“Arrival” tied “Moonlight” for the second most nominees with eight nods. Yet its five-time nominated star, Amy Adams, was left out of the competitive best actress category.
Instead, Meryl Streep, whom President Donald Trump recently derided as “overrated,” landed her 20th nomination. Her performance in “Florence Foster Jenkins” was among the best actress nominees that included Stone, Natalie Portman (“Jackie”), Ruth Negga (“Loving”) and Isabelle Huppert (“Elle”). Also left out was Annette Bening for “20th Century Women.”
Best-actor favorite Casey Affleck (“Manchester by the Sea”) was joined by Washington, Gosling, Garfield and Viggo Mortensen (“Captain Fantastic”). Along with Ali and Patel, the best supporting actor nominees were Lucas Hedges (“Manchester by the Sea”), Michael Shannon (“Nocturnal Animals”) and Jeff Bridges (“Hell or High Water”).
Viola Davis, the supporting-actress front-runner for her performance in “Fences,” notched her third Oscar nod. Also nominated were Harris, Spencer, Nicole Kidman (“Lion”) and Michelle Williams (“Manchester by the Sea”).
Whether fairly or not, the nominations were taken as a test for the overhauled film academy. The inclusion influx, though, wasn’t driven by any kind of response to the last two Oscars; most of the nominated films have been in development for years. And the awards still left many unrepresented. No female filmmakers were nominated for best director and outside of the EGOT-approaching Lin-Manuel Miranda (up for his song to “Moana”), Latinos were nearly absent .
Still, change was seen all through the Oscar categories, nowhere more so than in best documentary.

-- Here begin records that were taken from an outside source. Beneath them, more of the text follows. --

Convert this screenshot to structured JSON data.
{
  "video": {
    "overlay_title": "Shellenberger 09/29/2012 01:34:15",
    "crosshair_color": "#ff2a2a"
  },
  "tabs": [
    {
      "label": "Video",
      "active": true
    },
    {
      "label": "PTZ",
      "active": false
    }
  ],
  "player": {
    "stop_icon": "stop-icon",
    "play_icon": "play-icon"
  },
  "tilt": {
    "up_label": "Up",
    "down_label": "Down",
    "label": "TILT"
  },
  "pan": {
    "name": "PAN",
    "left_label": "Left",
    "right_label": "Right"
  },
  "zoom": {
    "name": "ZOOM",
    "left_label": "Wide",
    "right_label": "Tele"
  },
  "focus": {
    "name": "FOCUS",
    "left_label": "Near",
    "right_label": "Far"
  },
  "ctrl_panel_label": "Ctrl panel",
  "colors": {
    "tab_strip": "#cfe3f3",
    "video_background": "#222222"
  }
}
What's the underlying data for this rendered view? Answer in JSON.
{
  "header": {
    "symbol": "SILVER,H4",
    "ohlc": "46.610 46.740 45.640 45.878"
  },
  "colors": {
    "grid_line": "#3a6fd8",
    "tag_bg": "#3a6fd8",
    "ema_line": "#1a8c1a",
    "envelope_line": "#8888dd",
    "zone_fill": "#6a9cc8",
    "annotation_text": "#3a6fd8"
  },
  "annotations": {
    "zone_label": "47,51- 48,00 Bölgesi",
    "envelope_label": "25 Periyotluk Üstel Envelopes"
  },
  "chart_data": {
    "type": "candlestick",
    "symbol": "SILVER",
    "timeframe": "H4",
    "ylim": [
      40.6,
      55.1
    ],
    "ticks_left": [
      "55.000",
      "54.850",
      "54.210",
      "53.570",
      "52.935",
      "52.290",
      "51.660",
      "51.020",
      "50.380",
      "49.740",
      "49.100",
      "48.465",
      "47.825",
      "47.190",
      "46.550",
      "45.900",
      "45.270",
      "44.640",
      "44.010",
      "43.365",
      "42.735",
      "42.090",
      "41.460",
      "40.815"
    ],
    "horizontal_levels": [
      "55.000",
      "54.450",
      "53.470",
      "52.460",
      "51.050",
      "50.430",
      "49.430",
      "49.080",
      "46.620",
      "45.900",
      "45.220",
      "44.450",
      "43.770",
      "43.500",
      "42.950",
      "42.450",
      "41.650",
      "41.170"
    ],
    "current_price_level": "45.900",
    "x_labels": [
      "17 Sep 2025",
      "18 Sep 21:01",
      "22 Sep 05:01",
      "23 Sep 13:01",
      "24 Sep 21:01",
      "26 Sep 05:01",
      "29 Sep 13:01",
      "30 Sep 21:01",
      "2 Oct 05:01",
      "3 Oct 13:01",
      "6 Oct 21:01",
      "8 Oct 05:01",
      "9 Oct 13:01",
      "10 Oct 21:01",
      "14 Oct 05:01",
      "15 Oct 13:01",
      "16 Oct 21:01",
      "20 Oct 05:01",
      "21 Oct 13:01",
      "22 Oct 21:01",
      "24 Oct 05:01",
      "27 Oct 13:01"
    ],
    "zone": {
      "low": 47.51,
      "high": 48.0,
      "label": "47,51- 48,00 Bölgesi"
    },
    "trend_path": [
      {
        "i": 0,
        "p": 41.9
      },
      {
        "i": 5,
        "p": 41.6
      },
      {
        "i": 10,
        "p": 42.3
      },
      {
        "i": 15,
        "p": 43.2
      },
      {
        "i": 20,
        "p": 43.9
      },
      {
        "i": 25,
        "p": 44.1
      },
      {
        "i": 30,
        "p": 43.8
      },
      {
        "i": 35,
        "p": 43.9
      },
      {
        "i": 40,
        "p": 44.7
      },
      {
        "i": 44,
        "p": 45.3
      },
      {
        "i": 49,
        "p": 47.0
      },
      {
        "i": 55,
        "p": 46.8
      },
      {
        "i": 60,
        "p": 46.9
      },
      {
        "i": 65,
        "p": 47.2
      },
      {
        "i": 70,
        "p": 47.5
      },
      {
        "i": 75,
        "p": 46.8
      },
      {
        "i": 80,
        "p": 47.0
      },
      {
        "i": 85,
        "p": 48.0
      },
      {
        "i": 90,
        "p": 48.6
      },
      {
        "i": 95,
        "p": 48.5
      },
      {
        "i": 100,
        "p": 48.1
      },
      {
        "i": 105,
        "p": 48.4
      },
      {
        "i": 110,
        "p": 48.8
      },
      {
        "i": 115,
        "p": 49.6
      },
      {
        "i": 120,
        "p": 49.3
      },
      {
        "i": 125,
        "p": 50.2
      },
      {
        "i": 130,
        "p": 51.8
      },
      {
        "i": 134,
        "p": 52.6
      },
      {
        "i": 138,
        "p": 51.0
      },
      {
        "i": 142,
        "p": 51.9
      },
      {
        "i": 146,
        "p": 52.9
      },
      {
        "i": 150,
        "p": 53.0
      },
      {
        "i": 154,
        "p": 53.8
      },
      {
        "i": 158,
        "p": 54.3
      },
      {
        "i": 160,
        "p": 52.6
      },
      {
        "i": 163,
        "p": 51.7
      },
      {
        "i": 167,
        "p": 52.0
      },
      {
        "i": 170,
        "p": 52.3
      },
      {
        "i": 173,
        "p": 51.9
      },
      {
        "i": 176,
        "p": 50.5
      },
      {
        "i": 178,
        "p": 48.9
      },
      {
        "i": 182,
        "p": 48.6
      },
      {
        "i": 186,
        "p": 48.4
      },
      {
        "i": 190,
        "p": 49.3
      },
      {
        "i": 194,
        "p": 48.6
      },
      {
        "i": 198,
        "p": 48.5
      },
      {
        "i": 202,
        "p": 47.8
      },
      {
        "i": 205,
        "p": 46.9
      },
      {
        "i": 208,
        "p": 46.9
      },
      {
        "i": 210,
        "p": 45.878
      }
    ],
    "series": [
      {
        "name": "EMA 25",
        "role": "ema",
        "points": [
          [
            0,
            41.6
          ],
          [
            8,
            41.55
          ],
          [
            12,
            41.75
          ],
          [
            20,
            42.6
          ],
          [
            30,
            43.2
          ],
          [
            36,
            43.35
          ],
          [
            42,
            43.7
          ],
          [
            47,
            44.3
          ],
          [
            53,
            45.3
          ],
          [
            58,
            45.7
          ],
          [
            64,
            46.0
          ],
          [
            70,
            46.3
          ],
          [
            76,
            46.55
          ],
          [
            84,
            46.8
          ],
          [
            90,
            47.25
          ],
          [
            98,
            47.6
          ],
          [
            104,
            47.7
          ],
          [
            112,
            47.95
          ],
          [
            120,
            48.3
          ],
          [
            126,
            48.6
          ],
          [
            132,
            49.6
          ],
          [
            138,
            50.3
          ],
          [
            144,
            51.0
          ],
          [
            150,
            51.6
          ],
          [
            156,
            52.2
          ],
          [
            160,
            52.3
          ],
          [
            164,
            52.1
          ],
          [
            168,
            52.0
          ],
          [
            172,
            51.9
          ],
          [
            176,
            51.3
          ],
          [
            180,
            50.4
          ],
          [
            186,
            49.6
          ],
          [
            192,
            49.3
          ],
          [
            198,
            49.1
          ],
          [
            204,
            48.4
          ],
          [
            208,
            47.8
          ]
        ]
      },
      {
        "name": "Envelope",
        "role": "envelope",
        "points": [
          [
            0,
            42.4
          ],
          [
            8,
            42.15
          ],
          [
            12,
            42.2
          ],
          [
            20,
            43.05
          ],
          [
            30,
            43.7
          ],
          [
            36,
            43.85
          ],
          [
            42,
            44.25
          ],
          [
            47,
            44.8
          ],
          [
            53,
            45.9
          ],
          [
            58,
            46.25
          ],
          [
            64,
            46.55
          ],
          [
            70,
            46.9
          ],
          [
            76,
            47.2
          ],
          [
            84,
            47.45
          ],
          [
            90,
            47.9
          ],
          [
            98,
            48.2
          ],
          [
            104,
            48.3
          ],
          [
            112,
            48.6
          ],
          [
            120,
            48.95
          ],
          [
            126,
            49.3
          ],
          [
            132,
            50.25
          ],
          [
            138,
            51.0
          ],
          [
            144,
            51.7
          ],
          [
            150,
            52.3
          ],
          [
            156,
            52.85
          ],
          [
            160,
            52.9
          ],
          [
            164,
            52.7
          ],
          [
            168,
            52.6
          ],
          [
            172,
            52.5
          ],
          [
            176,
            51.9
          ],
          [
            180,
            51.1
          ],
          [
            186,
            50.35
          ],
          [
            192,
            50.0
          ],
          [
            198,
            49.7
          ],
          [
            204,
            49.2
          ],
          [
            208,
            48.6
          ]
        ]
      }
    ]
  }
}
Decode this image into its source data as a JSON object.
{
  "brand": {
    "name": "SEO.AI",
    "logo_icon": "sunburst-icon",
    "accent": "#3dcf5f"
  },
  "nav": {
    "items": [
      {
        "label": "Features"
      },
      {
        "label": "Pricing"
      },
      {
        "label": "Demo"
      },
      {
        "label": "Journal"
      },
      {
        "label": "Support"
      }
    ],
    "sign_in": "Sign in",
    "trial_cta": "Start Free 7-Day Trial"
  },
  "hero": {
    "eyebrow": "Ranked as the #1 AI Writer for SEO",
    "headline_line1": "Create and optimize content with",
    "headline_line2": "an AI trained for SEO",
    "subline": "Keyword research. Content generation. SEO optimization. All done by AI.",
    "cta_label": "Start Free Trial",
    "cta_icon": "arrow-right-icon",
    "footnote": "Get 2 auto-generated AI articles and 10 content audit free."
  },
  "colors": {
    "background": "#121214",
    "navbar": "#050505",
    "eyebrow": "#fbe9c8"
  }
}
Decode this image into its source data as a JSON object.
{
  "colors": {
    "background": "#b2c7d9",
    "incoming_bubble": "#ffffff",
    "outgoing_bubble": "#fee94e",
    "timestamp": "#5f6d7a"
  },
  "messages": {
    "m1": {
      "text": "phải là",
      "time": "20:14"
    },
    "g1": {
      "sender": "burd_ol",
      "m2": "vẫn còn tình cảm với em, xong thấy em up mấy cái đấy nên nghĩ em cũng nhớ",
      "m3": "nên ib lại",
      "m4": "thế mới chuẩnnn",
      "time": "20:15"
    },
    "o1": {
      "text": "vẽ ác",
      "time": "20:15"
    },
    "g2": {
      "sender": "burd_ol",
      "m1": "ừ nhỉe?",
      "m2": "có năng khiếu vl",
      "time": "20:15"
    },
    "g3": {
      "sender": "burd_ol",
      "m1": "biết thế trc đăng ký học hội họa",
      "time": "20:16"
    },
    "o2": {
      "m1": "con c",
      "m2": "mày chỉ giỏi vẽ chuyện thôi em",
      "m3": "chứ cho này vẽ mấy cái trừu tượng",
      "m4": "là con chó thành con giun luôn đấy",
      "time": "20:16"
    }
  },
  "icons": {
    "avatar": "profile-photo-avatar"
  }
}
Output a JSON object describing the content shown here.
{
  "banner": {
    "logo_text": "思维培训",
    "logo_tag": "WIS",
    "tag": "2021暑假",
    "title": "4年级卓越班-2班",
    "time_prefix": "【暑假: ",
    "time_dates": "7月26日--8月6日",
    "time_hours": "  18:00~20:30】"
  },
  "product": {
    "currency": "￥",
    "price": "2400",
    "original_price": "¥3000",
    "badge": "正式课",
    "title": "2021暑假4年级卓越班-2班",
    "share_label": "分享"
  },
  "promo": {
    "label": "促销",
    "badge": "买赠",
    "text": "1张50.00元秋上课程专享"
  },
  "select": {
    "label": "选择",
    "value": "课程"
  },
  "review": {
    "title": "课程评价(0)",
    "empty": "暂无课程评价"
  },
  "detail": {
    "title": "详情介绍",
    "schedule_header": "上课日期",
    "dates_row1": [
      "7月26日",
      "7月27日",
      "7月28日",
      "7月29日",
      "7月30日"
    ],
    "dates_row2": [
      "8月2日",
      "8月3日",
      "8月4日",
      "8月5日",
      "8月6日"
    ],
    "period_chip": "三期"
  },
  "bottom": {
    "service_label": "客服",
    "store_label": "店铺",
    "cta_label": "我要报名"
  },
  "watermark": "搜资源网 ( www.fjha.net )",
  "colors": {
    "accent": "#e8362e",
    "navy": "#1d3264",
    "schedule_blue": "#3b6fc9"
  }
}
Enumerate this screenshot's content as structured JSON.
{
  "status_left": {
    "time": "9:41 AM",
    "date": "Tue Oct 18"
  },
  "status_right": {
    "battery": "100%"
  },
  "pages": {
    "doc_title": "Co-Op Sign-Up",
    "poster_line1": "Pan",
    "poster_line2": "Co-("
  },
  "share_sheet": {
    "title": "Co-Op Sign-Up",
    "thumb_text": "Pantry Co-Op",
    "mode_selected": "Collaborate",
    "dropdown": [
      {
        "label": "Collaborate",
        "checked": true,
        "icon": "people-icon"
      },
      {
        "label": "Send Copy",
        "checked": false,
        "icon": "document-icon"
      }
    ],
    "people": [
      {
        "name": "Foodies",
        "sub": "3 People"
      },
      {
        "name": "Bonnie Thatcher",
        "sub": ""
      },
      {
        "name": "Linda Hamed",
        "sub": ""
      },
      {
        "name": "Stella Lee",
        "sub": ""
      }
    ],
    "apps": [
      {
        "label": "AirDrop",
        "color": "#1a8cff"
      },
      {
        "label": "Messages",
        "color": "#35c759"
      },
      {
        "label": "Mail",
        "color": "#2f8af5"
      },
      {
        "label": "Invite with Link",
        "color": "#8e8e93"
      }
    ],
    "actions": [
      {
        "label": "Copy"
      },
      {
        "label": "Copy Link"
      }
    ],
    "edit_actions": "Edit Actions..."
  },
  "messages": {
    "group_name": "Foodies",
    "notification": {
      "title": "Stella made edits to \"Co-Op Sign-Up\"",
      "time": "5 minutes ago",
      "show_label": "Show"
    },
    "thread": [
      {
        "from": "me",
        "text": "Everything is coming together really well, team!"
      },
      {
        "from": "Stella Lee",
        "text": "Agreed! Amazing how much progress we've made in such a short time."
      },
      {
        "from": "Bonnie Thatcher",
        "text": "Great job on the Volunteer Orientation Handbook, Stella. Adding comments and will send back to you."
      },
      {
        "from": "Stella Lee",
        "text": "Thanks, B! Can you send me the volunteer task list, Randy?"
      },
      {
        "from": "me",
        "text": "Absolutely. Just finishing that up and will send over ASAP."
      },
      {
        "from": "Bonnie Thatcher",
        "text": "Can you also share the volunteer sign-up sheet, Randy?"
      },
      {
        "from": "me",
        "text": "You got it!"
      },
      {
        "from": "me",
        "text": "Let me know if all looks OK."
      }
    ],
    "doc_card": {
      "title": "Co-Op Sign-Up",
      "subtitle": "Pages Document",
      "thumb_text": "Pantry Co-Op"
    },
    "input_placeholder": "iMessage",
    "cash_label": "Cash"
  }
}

Four black directors led nominees: Ava DuVernay (“The 13th”), Raoul Peck (“I Am Not Your Negro”), Ezra Edelman (the seven-plus hours “O.J.: Made in America”) and Roger Ross Williams (“Life, Animated”). (The other nominee was the European migrant documentary “Fire at Sea.”)
“Now more than ever it is important to educate ourselves, explore our shared history and elevate our awareness about matters of human dignity,” DuVernay, whose film is about historical connections between slavery and mass incarceration, said in a statement.
Joi McMillon, who edited “Moonlight” with Nat Sanders, became the first African-American woman nominated for best editing. Bradford Young of “Arrival” was just the second black cinematographer nominated. Kimberly Steward, who financed “Manchester by the Sea,” became the second African-American producer to land a best-picture nomination after Oprah Winfrey.
Though “La La Land,” “Arrival” and “Hidden Figures” are knocking on the door of $100 million at the North American box office, none of the best-picture nominees have yet crossed that threshold, making this year’s best picture nominees one of the lowest grossing bunch ever.
“Deadpool,” this season’s underdog, and the year’s no. 2 box-office hit, “Finding Dory,” were shut out. Only one major studio — Paramount, which distributed “Arrival” and “Fences” — scored a best-picture nomination.
Amazon, however, landed its first best-picture nod for “Manchester by the Sea,” which the streaming retailer partnered with Roadside Attractions to distribute. Propelled by “La La Land,” Lionsgate led all studios with 26 nominations.
The dearth of blockbusters will pose a test for Jimmy Kimmel, host of the Feb. 26 ceremony. Last year’s broadcast, which host Chris Rock introduced as “the White People’s Choice Awards,” drew 34.4 million viewers, an eight-year-low.
Viggo Mortensen is among those who expecting a strong political undercurrent.
“The Trump White House,” Mortensen said Tuesday, “is about, to some degree, shutting people up you don’t like or who don’t agree with you, and I think the Oscars will probably be the opposite of that.”
Associated Press writers Lindsey Bahr and Sandy Cohen contributed to this report.